N.Y. May Finally Get No-Fault Divorce
New York has been the lone hold-out among U.S. states allowing no-fault divorce. As the only state remaining without no-fault divorce on the books, New York has always required someone take the blame for a split even if both spouses have mutually agreed to the divorce. One spouse or the other had to allege a fault such as cruel and inhuman treatment, adultery, abandonment, or the couple must have been legally separated for at least one year before they could file. Critics of the New York divorce laws claim the lack of no-fault divorce encouraged divorce attorneys to engage in unnecessary litigation and lengthy custody battles.
Now, New York seems ready to be the last state to implement no-fault divorce as the State Senate recently approved legislation that would allow both spouses to separate by simple mutual consent. The change in law will likely both reduce costs for divorcing couples as well as having the effect of reducing the lucrative attorney-driven, divorce case marketplace in the state. Advocates of the change said they believed the measure has a high likelihood of gaining final approval in the State Assembly.

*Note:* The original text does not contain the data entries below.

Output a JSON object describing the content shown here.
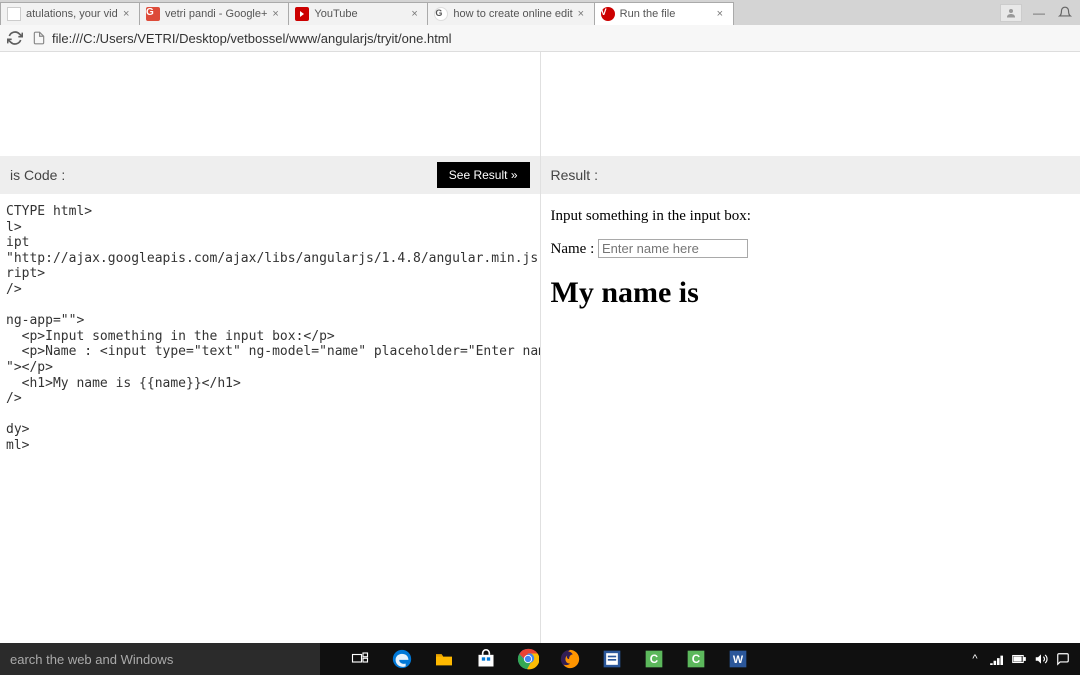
{
  "tabs": [
    {
      "title": "atulations, your vid",
      "favicon": "generic"
    },
    {
      "title": "vetri pandi - Google+",
      "favicon": "gplus"
    },
    {
      "title": "YouTube",
      "favicon": "youtube"
    },
    {
      "title": "how to create online edit",
      "favicon": "google"
    },
    {
      "title": "Run the file",
      "favicon": "v",
      "active": true
    }
  ],
  "url": "file:///C:/Users/VETRI/Desktop/vetbossel/www/angularjs/tryit/one.html",
  "editor": {
    "code_header": "is Code :",
    "see_result": "See Result »",
    "result_header": "Result :",
    "code": "CTYPE html>\nl>\nipt\n\"http://ajax.googleapis.com/ajax/libs/angularjs/1.4.8/angular.min.js\">\nript>\n/>\n\nng-app=\"\">\n  <p>Input something in the input box:</p>\n  <p>Name : <input type=\"text\" ng-model=\"name\" placeholder=\"Enter name\n\"></p>\n  <h1>My name is {{name}}</h1>\n/>\n\ndy>\nml>"
  },
  "result": {
    "prompt": "Input something in the input box:",
    "name_label": "Name :",
    "placeholder": "Enter name here",
    "heading": "My name is"
  },
  "taskbar": {
    "search_placeholder": "earch the web and Windows"
  }
}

For years, efforts to change New York’s divorce laws have been thwarted as all of the other states liberalized their divorce laws to allow no-fault divorce. The Roman Catholic Church has been a staunch opponent of no-fault divorce, claiming it makes divorce too easy. Some women’s rights groups have also fought the change saying that no-fault divorce would prevent women from obtaining fair alimony and child support agreements. Supporters of no-fault divorce say the lack of no-fault caused couples to â€œinventâ€ incidents of false abandonment.

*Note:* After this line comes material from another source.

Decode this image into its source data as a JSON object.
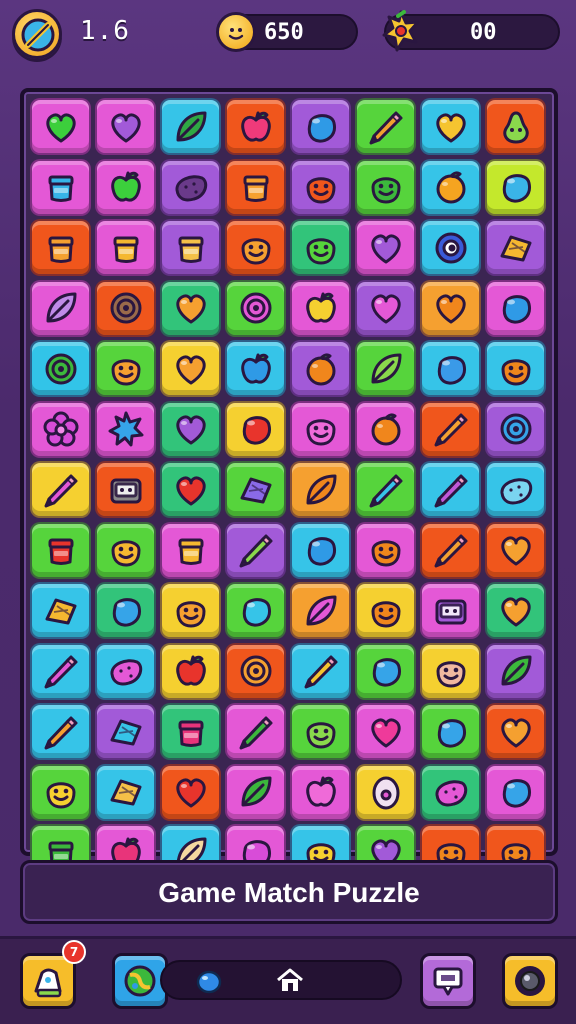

The new bill passed in the State Senate by a margin of 32 to 27. However, similar legislation must still be approved in the New York State Assembly before no-fault divorce becomes law in the state.